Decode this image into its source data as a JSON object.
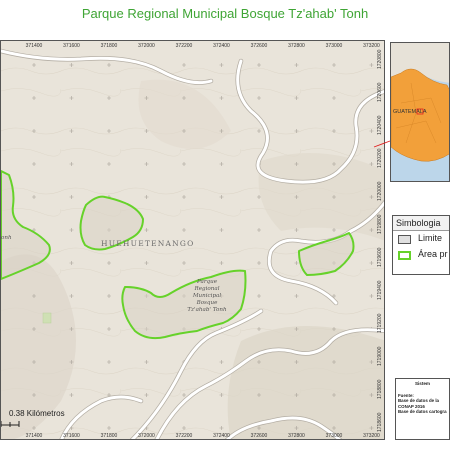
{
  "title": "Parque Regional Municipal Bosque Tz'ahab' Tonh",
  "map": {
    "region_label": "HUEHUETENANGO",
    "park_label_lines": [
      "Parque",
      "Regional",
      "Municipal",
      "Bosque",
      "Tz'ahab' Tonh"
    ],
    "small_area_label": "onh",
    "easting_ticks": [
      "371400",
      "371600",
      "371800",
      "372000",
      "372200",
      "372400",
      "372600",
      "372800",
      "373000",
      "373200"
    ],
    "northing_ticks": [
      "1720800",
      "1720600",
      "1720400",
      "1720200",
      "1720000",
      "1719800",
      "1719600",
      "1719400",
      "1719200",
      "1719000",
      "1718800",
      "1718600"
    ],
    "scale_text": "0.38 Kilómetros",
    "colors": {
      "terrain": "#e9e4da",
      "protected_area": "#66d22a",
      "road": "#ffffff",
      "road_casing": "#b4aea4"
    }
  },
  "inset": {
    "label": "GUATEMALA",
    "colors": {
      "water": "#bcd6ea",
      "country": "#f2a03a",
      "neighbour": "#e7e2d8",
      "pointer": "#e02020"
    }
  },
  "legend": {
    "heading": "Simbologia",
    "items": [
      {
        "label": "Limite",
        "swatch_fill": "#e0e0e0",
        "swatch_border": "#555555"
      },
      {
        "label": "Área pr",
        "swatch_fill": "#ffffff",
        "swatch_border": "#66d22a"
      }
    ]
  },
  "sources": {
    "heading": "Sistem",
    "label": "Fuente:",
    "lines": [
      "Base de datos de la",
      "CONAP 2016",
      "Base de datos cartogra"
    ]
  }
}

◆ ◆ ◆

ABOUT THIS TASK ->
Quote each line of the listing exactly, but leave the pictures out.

ANSWER BELOW ->
Decode this image into its source data as a JSON object.
{
  "title": "Parque Regional Municipal Bosque Tz'ahab' Tonh",
  "map": {
    "region_label": "HUEHUETENANGO",
    "park_label_lines": [
      "Parque",
      "Regional",
      "Municipal",
      "Bosque",
      "Tz'ahab' Tonh"
    ],
    "small_area_label": "onh",
    "easting_ticks": [
      "371400",
      "371600",
      "371800",
      "372000",
      "372200",
      "372400",
      "372600",
      "372800",
      "373000",
      "373200"
    ],
    "northing_ticks": [
      "1720800",
      "1720600",
      "1720400",
      "1720200",
      "1720000",
      "1719800",
      "1719600",
      "1719400",
      "1719200",
      "1719000",
      "1718800",
      "1718600"
    ],
    "scale_text": "0.38 Kilómetros",
    "colors": {
      "terrain": "#e9e4da",
      "protected_area": "#66d22a",
      "road": "#ffffff",
      "road_casing": "#b4aea4"
    }
  },
  "inset": {
    "label": "GUATEMALA",
    "colors": {
      "water": "#bcd6ea",
      "country": "#f2a03a",
      "neighbour": "#e7e2d8",
      "pointer": "#e02020"
    }
  },
  "legend": {
    "heading": "Simbologia",
    "items": [
      {
        "label": "Limite",
        "swatch_fill": "#e0e0e0",
        "swatch_border": "#555555"
      },
      {
        "label": "Área pr",
        "swatch_fill": "#ffffff",
        "swatch_border": "#66d22a"
      }
    ]
  },
  "sources": {
    "heading": "Sistem",
    "label": "Fuente:",
    "lines": [
      "Base de datos de la",
      "CONAP 2016",
      "Base de datos cartogra"
    ]
  }
}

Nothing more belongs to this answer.